EXERCISE REQUIREMENTS
An exact copy of all the entries is what is needed here.

AVAILABLE RECORDS
□ □ □ □ □ □ □

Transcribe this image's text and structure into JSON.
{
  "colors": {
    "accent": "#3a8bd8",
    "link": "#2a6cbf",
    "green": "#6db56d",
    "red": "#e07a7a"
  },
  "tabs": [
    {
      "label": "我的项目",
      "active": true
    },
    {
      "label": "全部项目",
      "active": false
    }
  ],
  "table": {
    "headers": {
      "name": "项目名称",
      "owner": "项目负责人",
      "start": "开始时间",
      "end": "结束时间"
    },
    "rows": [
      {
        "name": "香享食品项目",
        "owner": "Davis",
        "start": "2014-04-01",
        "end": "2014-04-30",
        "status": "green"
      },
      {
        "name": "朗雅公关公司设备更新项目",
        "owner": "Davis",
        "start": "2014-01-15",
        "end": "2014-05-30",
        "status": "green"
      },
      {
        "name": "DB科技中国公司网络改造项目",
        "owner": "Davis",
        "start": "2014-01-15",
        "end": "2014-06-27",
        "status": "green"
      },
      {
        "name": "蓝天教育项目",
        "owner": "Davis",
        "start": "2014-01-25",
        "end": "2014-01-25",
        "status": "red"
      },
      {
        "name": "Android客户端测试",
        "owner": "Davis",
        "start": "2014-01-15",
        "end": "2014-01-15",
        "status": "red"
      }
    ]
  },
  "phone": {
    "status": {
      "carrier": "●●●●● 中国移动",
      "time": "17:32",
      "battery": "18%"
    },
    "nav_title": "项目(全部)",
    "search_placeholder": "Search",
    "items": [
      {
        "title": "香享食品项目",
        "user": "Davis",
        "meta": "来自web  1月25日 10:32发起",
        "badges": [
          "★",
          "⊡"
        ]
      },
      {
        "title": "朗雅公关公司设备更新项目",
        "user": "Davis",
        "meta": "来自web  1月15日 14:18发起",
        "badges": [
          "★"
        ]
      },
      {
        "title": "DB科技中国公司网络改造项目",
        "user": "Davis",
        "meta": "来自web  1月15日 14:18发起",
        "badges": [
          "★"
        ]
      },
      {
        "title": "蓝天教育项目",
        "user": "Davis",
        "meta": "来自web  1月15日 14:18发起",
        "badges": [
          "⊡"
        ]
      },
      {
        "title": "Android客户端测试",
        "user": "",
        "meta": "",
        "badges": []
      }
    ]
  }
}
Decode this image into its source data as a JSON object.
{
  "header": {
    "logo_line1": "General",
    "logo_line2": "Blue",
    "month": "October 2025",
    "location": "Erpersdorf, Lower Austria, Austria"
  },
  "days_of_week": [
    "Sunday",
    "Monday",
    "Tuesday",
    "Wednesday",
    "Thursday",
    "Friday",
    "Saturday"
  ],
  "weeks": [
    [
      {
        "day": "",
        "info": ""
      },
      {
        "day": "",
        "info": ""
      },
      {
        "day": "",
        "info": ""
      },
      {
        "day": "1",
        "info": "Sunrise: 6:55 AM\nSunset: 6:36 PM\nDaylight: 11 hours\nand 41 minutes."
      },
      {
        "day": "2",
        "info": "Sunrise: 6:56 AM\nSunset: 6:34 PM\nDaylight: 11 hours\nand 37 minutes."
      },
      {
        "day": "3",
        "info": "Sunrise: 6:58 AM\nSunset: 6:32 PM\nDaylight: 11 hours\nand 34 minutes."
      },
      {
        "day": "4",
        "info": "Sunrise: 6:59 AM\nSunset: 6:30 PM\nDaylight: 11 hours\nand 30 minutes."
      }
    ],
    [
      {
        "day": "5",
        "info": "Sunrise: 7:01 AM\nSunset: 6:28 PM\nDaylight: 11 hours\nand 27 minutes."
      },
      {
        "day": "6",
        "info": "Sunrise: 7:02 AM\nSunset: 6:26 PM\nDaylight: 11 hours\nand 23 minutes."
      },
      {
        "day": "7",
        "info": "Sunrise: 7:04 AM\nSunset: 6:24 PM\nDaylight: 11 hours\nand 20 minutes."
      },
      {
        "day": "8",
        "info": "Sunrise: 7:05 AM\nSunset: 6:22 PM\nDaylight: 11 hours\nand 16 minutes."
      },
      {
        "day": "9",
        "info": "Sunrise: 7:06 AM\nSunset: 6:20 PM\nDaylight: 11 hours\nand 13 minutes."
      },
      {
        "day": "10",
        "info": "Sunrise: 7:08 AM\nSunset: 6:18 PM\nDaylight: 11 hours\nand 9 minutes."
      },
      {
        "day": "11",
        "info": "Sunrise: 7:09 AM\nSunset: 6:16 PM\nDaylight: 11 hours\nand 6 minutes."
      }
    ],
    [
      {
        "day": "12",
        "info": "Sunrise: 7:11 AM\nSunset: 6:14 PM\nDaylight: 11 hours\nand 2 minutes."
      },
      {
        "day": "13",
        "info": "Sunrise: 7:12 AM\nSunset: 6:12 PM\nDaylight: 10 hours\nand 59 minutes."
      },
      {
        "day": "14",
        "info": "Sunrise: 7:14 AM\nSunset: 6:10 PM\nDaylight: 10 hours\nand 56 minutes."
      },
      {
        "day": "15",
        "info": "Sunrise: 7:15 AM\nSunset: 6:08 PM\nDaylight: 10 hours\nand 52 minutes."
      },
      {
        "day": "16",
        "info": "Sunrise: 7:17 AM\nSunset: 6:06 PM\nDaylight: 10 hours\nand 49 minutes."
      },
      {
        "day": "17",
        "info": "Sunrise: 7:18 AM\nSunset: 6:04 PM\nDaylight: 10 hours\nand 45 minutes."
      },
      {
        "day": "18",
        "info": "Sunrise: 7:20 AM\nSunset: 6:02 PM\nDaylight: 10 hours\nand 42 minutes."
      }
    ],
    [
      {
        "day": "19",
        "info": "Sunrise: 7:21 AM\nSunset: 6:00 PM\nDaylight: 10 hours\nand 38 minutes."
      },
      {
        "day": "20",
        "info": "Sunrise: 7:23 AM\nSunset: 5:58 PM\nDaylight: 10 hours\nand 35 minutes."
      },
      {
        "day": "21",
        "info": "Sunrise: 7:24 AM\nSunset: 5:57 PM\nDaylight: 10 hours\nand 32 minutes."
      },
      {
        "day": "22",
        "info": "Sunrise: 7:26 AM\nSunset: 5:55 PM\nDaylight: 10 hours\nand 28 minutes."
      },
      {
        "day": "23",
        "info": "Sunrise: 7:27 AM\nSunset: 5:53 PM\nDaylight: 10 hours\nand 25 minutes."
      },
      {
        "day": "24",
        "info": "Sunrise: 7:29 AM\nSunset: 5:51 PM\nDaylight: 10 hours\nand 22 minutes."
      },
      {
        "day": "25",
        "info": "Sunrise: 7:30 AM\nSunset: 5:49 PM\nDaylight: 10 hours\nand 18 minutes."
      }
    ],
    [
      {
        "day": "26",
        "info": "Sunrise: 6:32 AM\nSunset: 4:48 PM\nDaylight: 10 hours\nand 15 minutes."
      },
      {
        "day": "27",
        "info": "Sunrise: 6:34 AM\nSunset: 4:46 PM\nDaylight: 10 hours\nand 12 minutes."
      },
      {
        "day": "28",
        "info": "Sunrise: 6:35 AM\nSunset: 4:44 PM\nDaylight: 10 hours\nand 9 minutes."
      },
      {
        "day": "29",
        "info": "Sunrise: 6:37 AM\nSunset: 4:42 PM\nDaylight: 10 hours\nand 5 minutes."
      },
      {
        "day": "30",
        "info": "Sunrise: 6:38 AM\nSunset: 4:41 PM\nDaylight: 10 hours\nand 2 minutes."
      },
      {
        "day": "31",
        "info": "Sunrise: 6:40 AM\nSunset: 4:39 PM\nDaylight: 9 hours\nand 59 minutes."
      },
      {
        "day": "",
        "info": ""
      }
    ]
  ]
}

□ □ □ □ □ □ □

ANSWER
Transcribe this image's text and structure into JSON.
{
  "colors": {
    "accent": "#3a8bd8",
    "link": "#2a6cbf",
    "green": "#6db56d",
    "red": "#e07a7a"
  },
  "tabs": [
    {
      "label": "我的项目",
      "active": true
    },
    {
      "label": "全部项目",
      "active": false
    }
  ],
  "table": {
    "headers": {
      "name": "项目名称",
      "owner": "项目负责人",
      "start": "开始时间",
      "end": "结束时间"
    },
    "rows": [
      {
        "name": "香享食品项目",
        "owner": "Davis",
        "start": "2014-04-01",
        "end": "2014-04-30",
        "status": "green"
      },
      {
        "name": "朗雅公关公司设备更新项目",
        "owner": "Davis",
        "start": "2014-01-15",
        "end": "2014-05-30",
        "status": "green"
      },
      {
        "name": "DB科技中国公司网络改造项目",
        "owner": "Davis",
        "start": "2014-01-15",
        "end": "2014-06-27",
        "status": "green"
      },
      {
        "name": "蓝天教育项目",
        "owner": "Davis",
        "start": "2014-01-25",
        "end": "2014-01-25",
        "status": "red"
      },
      {
        "name": "Android客户端测试",
        "owner": "Davis",
        "start": "2014-01-15",
        "end": "2014-01-15",
        "status": "red"
      }
    ]
  },
  "phone": {
    "status": {
      "carrier": "●●●●● 中国移动",
      "time": "17:32",
      "battery": "18%"
    },
    "nav_title": "项目(全部)",
    "search_placeholder": "Search",
    "items": [
      {
        "title": "香享食品项目",
        "user": "Davis",
        "meta": "来自web  1月25日 10:32发起",
        "badges": [
          "★",
          "⊡"
        ]
      },
      {
        "title": "朗雅公关公司设备更新项目",
        "user": "Davis",
        "meta": "来自web  1月15日 14:18发起",
        "badges": [
          "★"
        ]
      },
      {
        "title": "DB科技中国公司网络改造项目",
        "user": "Davis",
        "meta": "来自web  1月15日 14:18发起",
        "badges": [
          "★"
        ]
      },
      {
        "title": "蓝天教育项目",
        "user": "Davis",
        "meta": "来自web  1月15日 14:18发起",
        "badges": [
          "⊡"
        ]
      },
      {
        "title": "Android客户端测试",
        "user": "",
        "meta": "",
        "badges": []
      }
    ]
  }
}
Decode this image into its source data as a JSON object.
{
  "header": {
    "logo_line1": "General",
    "logo_line2": "Blue",
    "month": "October 2025",
    "location": "Erpersdorf, Lower Austria, Austria"
  },
  "days_of_week": [
    "Sunday",
    "Monday",
    "Tuesday",
    "Wednesday",
    "Thursday",
    "Friday",
    "Saturday"
  ],
  "weeks": [
    [
      {
        "day": "",
        "info": ""
      },
      {
        "day": "",
        "info": ""
      },
      {
        "day": "",
        "info": ""
      },
      {
        "day": "1",
        "info": "Sunrise: 6:55 AM\nSunset: 6:36 PM\nDaylight: 11 hours\nand 41 minutes."
      },
      {
        "day": "2",
        "info": "Sunrise: 6:56 AM\nSunset: 6:34 PM\nDaylight: 11 hours\nand 37 minutes."
      },
      {
        "day": "3",
        "info": "Sunrise: 6:58 AM\nSunset: 6:32 PM\nDaylight: 11 hours\nand 34 minutes."
      },
      {
        "day": "4",
        "info": "Sunrise: 6:59 AM\nSunset: 6:30 PM\nDaylight: 11 hours\nand 30 minutes."
      }
    ],
    [
      {
        "day": "5",
        "info": "Sunrise: 7:01 AM\nSunset: 6:28 PM\nDaylight: 11 hours\nand 27 minutes."
      },
      {
        "day": "6",
        "info": "Sunrise: 7:02 AM\nSunset: 6:26 PM\nDaylight: 11 hours\nand 23 minutes."
      },
      {
        "day": "7",
        "info": "Sunrise: 7:04 AM\nSunset: 6:24 PM\nDaylight: 11 hours\nand 20 minutes."
      },
      {
        "day": "8",
        "info": "Sunrise: 7:05 AM\nSunset: 6:22 PM\nDaylight: 11 hours\nand 16 minutes."
      },
      {
        "day": "9",
        "info": "Sunrise: 7:06 AM\nSunset: 6:20 PM\nDaylight: 11 hours\nand 13 minutes."
      },
      {
        "day": "10",
        "info": "Sunrise: 7:08 AM\nSunset: 6:18 PM\nDaylight: 11 hours\nand 9 minutes."
      },
      {
        "day": "11",
        "info": "Sunrise: 7:09 AM\nSunset: 6:16 PM\nDaylight: 11 hours\nand 6 minutes."
      }
    ],
    [
      {
        "day": "12",
        "info": "Sunrise: 7:11 AM\nSunset: 6:14 PM\nDaylight: 11 hours\nand 2 minutes."
      },
      {
        "day": "13",
        "info": "Sunrise: 7:12 AM\nSunset: 6:12 PM\nDaylight: 10 hours\nand 59 minutes."
      },
      {
        "day": "14",
        "info": "Sunrise: 7:14 AM\nSunset: 6:10 PM\nDaylight: 10 hours\nand 56 minutes."
      },
      {
        "day": "15",
        "info": "Sunrise: 7:15 AM\nSunset: 6:08 PM\nDaylight: 10 hours\nand 52 minutes."
      },
      {
        "day": "16",
        "info": "Sunrise: 7:17 AM\nSunset: 6:06 PM\nDaylight: 10 hours\nand 49 minutes."
      },
      {
        "day": "17",
        "info": "Sunrise: 7:18 AM\nSunset: 6:04 PM\nDaylight: 10 hours\nand 45 minutes."
      },
      {
        "day": "18",
        "info": "Sunrise: 7:20 AM\nSunset: 6:02 PM\nDaylight: 10 hours\nand 42 minutes."
      }
    ],
    [
      {
        "day": "19",
        "info": "Sunrise: 7:21 AM\nSunset: 6:00 PM\nDaylight: 10 hours\nand 38 minutes."
      },
      {
        "day": "20",
        "info": "Sunrise: 7:23 AM\nSunset: 5:58 PM\nDaylight: 10 hours\nand 35 minutes."
      },
      {
        "day": "21",
        "info": "Sunrise: 7:24 AM\nSunset: 5:57 PM\nDaylight: 10 hours\nand 32 minutes."
      },
      {
        "day": "22",
        "info": "Sunrise: 7:26 AM\nSunset: 5:55 PM\nDaylight: 10 hours\nand 28 minutes."
      },
      {
        "day": "23",
        "info": "Sunrise: 7:27 AM\nSunset: 5:53 PM\nDaylight: 10 hours\nand 25 minutes."
      },
      {
        "day": "24",
        "info": "Sunrise: 7:29 AM\nSunset: 5:51 PM\nDaylight: 10 hours\nand 22 minutes."
      },
      {
        "day": "25",
        "info": "Sunrise: 7:30 AM\nSunset: 5:49 PM\nDaylight: 10 hours\nand 18 minutes."
      }
    ],
    [
      {
        "day": "26",
        "info": "Sunrise: 6:32 AM\nSunset: 4:48 PM\nDaylight: 10 hours\nand 15 minutes."
      },
      {
        "day": "27",
        "info": "Sunrise: 6:34 AM\nSunset: 4:46 PM\nDaylight: 10 hours\nand 12 minutes."
      },
      {
        "day": "28",
        "info": "Sunrise: 6:35 AM\nSunset: 4:44 PM\nDaylight: 10 hours\nand 9 minutes."
      },
      {
        "day": "29",
        "info": "Sunrise: 6:37 AM\nSunset: 4:42 PM\nDaylight: 10 hours\nand 5 minutes."
      },
      {
        "day": "30",
        "info": "Sunrise: 6:38 AM\nSunset: 4:41 PM\nDaylight: 10 hours\nand 2 minutes."
      },
      {
        "day": "31",
        "info": "Sunrise: 6:40 AM\nSunset: 4:39 PM\nDaylight: 9 hours\nand 59 minutes."
      },
      {
        "day": "",
        "info": ""
      }
    ]
  ]
}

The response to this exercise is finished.